One of the prettiest beaches in the Vila Nova de Gaia area characterised by its large expanse of sand and dune vegetation. Surrounded by various restaurants, cafés and a few shops. At one end, there is a small outcrop of rocks, which create a natural sea break and a calmer sea, perfect for swimming. The Parque de Campismo de Salgueiros campsite is close by and visited mostly by campers. The Salgueiros beach is very popular in summer and its small car park feels the strain. Cycling the cycle path is the best way to arrive.
N 41° 07' 13.1" | W 08° 39' 54.3"
The beach at Madalena is interspersed by several rocky outcrops and the dunes are protected by wooden fences and walkways ideal for a leisurely stroll. Popular with the guests at the Camping Orbitur Madalena campsite. Access is gained through Rua dos Combatentes.
N 41° 06' 00.8" | W 08° 39' 38.1"
Only six miles (10km) south of Porto, Miramar is a small seaside resort famous for its 17th century Capela do Senhora Pedra chapel perched precariously on a wave-beaten headland jutting out from the beach. The town is home to a famous nine-hole golf course and several holiday homes and mansions. The Praia de Miramar beach is exposed to Atlantic winds but is pleasantly un-crowded, frequented mostly by locals. In summer the water is tame and good for bathing, whilst in winter months the surfers take advantage of the large swell that is washed up.
Miramar has useful facilities such as several cafés on the beach, bars, car parking, a private sports club with tennis courts and the Clube de Golf de Miramar golf course. As with all beaches in this area access to the beach and over the dunes is via wooden walkways, with wheelchair accessibility. This beach is a true gem but shhh… keep it secret. N 41° 03' 59.9" | W 08° 39' 24.5"
Granja (or Praia da Meia Laranja) is a thin beach pocketed with rocky crops joined to Espinho's great beaches by the Blue Line wooden broad walk traversing protected dunes. Here too you will find the Piscinas Municipais da Granja swimming pools. Easily accessed from Porto by train the town is popular with weekend visitors and holiday apartments alike. N 41° 02' 25.1" | W 08° 39' 0.8" W
Just nine miles (15km) south of Porto sits the seaside resort of Espinho, popular with foreign tourists and locals alike.
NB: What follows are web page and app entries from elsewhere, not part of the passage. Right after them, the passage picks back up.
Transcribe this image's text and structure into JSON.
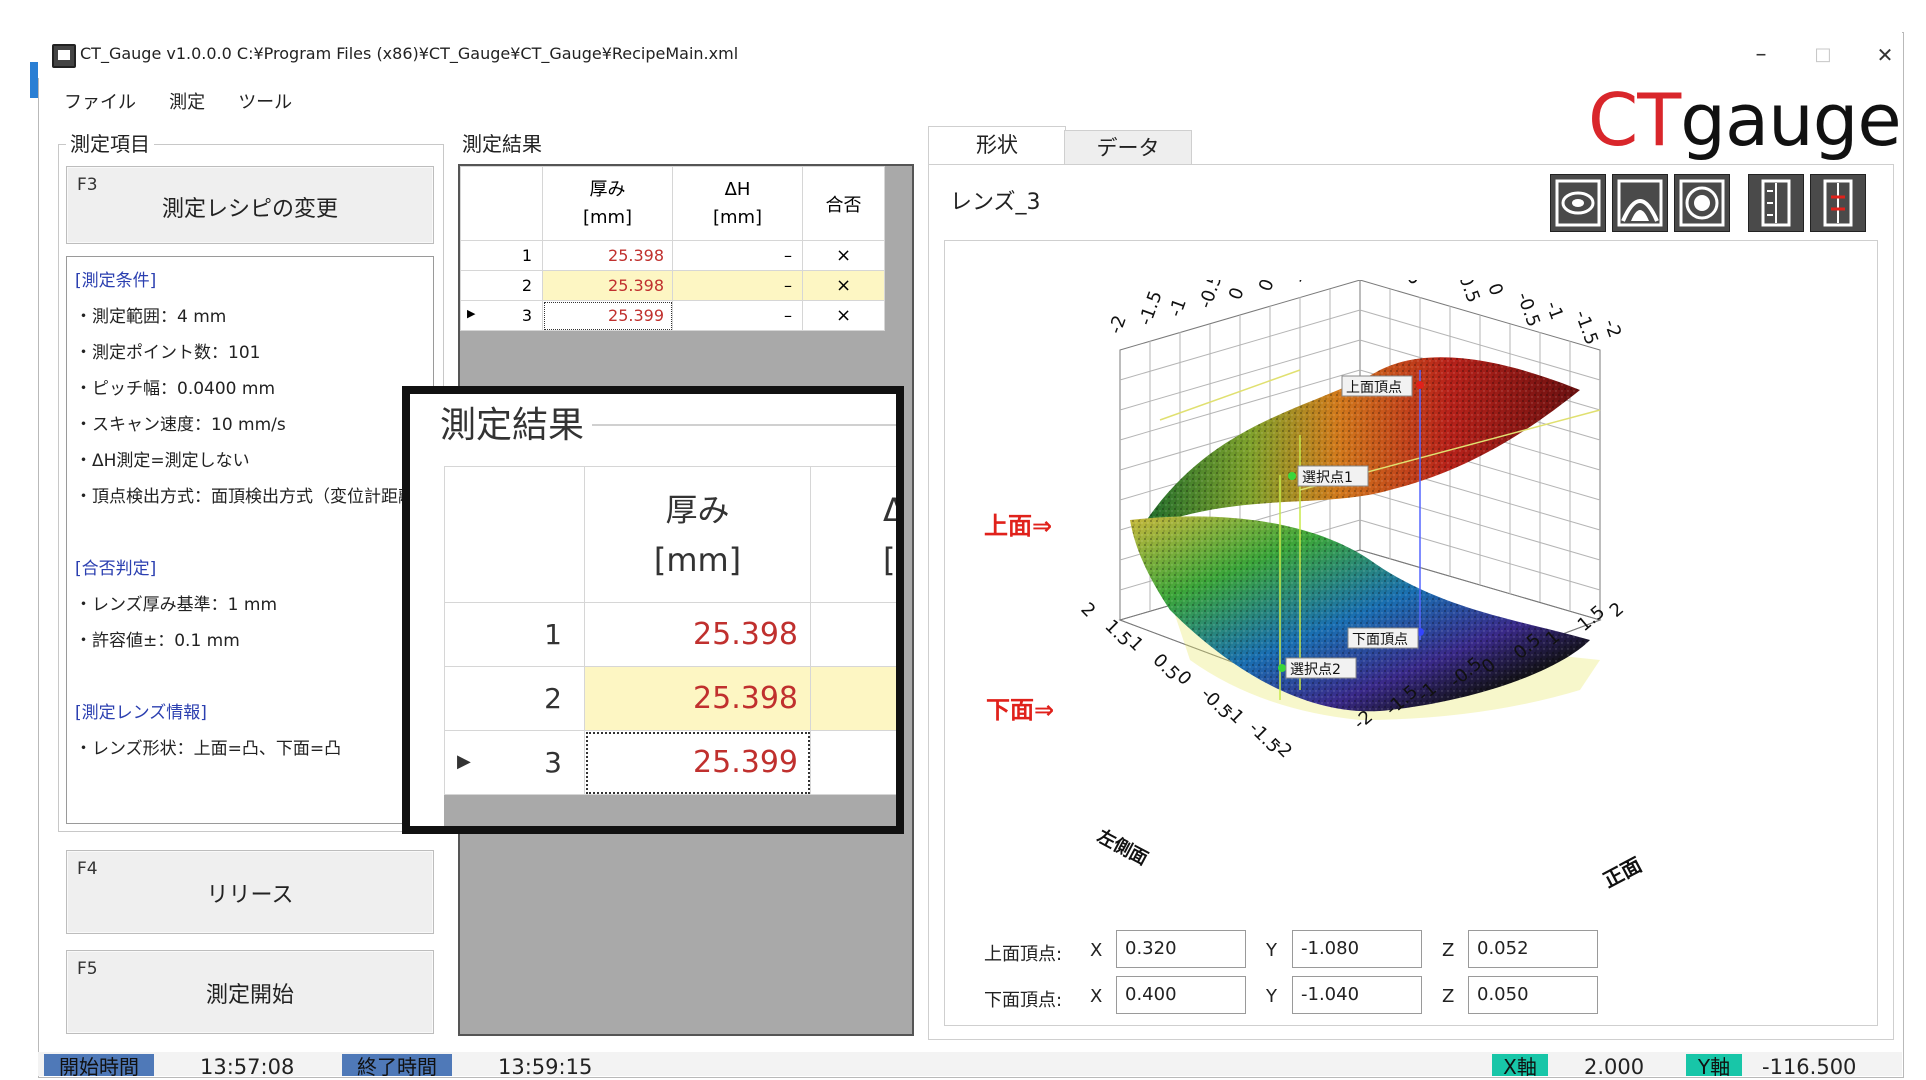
{
  "window": {
    "title": "CT_Gauge v1.0.0.0    C:¥Program Files (x86)¥CT_Gauge¥CT_Gauge¥RecipeMain.xml",
    "minimize": "–",
    "maximize": "□",
    "close": "✕"
  },
  "menu": [
    "ファイル",
    "測定",
    "ツール"
  ],
  "logo": {
    "ct": "CT",
    "gauge": "gauge",
    "accent": "#d9262b"
  },
  "left_panel": {
    "group_title": "測定項目",
    "f3_key": "F3",
    "f3_label": "測定レシピの変更",
    "info": [
      {
        "kind": "section",
        "text": "[測定条件]"
      },
      {
        "kind": "line",
        "text": "・測定範囲：4 mm"
      },
      {
        "kind": "line",
        "text": "・測定ポイント数：101"
      },
      {
        "kind": "line",
        "text": "・ピッチ幅：0.0400 mm"
      },
      {
        "kind": "line",
        "text": "・スキャン速度：10 mm/s"
      },
      {
        "kind": "line",
        "text": "・ΔH測定=測定しない"
      },
      {
        "kind": "line",
        "text": "・頂点検出方式：面頂検出方式（変位計距離"
      },
      {
        "kind": "blank",
        "text": ""
      },
      {
        "kind": "section",
        "text": "[合否判定]"
      },
      {
        "kind": "line",
        "text": "・レンズ厚み基準：1 mm"
      },
      {
        "kind": "line",
        "text": "・許容値±：0.1 mm"
      },
      {
        "kind": "blank",
        "text": ""
      },
      {
        "kind": "section",
        "text": "[測定レンズ情報]"
      },
      {
        "kind": "line",
        "text": "・レンズ形状：上面=凸、下面=凸"
      }
    ],
    "f4_key": "F4",
    "f4_label": "リリース",
    "f5_key": "F5",
    "f5_label": "測定開始"
  },
  "results": {
    "group_title": "測定結果",
    "col_thickness_1": "厚み",
    "col_thickness_2": "[mm]",
    "col_dh_1": "ΔH",
    "col_dh_2": "[mm]",
    "col_pass": "合否",
    "rows": [
      {
        "no": "1",
        "thickness": "25.398",
        "dh": "–",
        "pass": "×",
        "highlight": false,
        "current": false
      },
      {
        "no": "2",
        "thickness": "25.398",
        "dh": "–",
        "pass": "×",
        "highlight": true,
        "current": false
      },
      {
        "no": "3",
        "thickness": "25.399",
        "dh": "–",
        "pass": "×",
        "highlight": false,
        "current": true
      }
    ],
    "current_marker": "▶",
    "value_color": "#c0302e",
    "highlight_color": "#fdf6c3"
  },
  "zoom": {
    "title": "測定結果",
    "col_1": "厚み",
    "col_2": "[mm]",
    "cut_col": "Δ",
    "cut_col_2": "[r",
    "rows": [
      {
        "no": "1",
        "thickness": "25.398"
      },
      {
        "no": "2",
        "thickness": "25.398"
      },
      {
        "no": "3",
        "thickness": "25.399"
      }
    ]
  },
  "view": {
    "tabs": [
      "形状",
      "データ"
    ],
    "lens_name": "レンズ_3",
    "toolbar_icons": [
      "view-box-icon",
      "view-arch-icon",
      "view-circle-icon",
      "view-frame-icon",
      "view-ruler-icon"
    ],
    "upper_label": "上面⇒",
    "lower_label": "下面⇒",
    "label_color": "#e0211b",
    "plot_labels": {
      "upper_vertex": "上面頂点",
      "lower_vertex": "下面頂点",
      "select1": "選択点1",
      "select2": "選択点2",
      "axis_front": "正面",
      "axis_side": "左側面"
    },
    "back_left_ticks": [
      "-2",
      "-1.5",
      "-1",
      "-0.5",
      "0",
      "0.5",
      "1",
      "1.5",
      "2"
    ],
    "back_right_ticks": [
      "2",
      "1.5",
      "1",
      "0.5",
      "0",
      "-0.5",
      "-1",
      "-1.5",
      "-2"
    ],
    "front_left_ticks": [
      "2",
      "1.5",
      "1",
      "0.5",
      "0",
      "-0.5",
      "-1",
      "-1.5",
      "-2"
    ],
    "front_right_ticks": [
      "-2",
      "-1.5",
      "-1",
      "-0.5",
      "0",
      "0.5",
      "1",
      "1.5",
      "2"
    ],
    "upper_row_label": "上面頂点:",
    "lower_row_label": "下面頂点:",
    "x_label": "X",
    "y_label": "Y",
    "z_label": "Z",
    "upper": {
      "x": "0.320",
      "y": "-1.080",
      "z": "0.052"
    },
    "lower": {
      "x": "0.400",
      "y": "-1.040",
      "z": "0.050"
    }
  },
  "status": {
    "start_label": "開始時間",
    "start_time": "13:57:08",
    "end_label": "終了時間",
    "end_time": "13:59:15",
    "x_axis_label": "X軸",
    "x_axis_value": "2.000",
    "y_axis_label": "Y軸",
    "y_axis_value": "-116.500",
    "badge_blue": "#4f79b8",
    "badge_teal": "#18c6a8"
  }
}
Many trains stop at Espinho making getting here easy and the newly re-built station is close to the long promenade and the beaches. The four fine sandy beaches, Praia Baía, Praia Azula, Praia Pop & Praia do Costa Verde, are the centre of activity for sun worshipers, beach volleyballers, posers and joggers alike. There is a moderate surf here, enough to have fun with but no challenge for the veteran surfer. Originally a fishing village the town plan now is a grid system in which streets have numbers instead of names. [ More About ► ]
Praia da Baía beach is particularly favourite for surfing and is probably the best beach in the North of Portugal for surf. The beach is framed North and South by two piers forming a manmade bay. As with Praia da Frente Azul, there's plenty of amenities here and a good choice of seaside bars and eateries. Here too you'll find amazing sunsets, an ideal way to end a day's beachcombing along with a cold beer.
Praia das Sereias means Mermaid's beach but in reality, it's frequented mostly by families who take advantage of the shelter from Atlantic winds at the base of a massive boulder. Popular also with surfers who enjoy the year-round constant swell here.
Beyond Praia das Sereias's Southern pier is the stretch of sand known as the Praia do Bairro Piscatório Beach. Its name refers to the fisherman who apply their trade here. Known as Arte Xávega this form of fishing dates back to the 18th century which involves attaching one end of a net to shore whilst taking the other end out to sea and pulled into an arch to trap catch sardines, mackerel amongst other fish. The district here is known as the Bairro Piscatório and lining the shore here are traditional fisherman's cottages and their brightly colour boats moored up on the beach. Favourable bathing conditions continue on the beach to the south beyond Praia do Bairro Piscatório's Southern pier.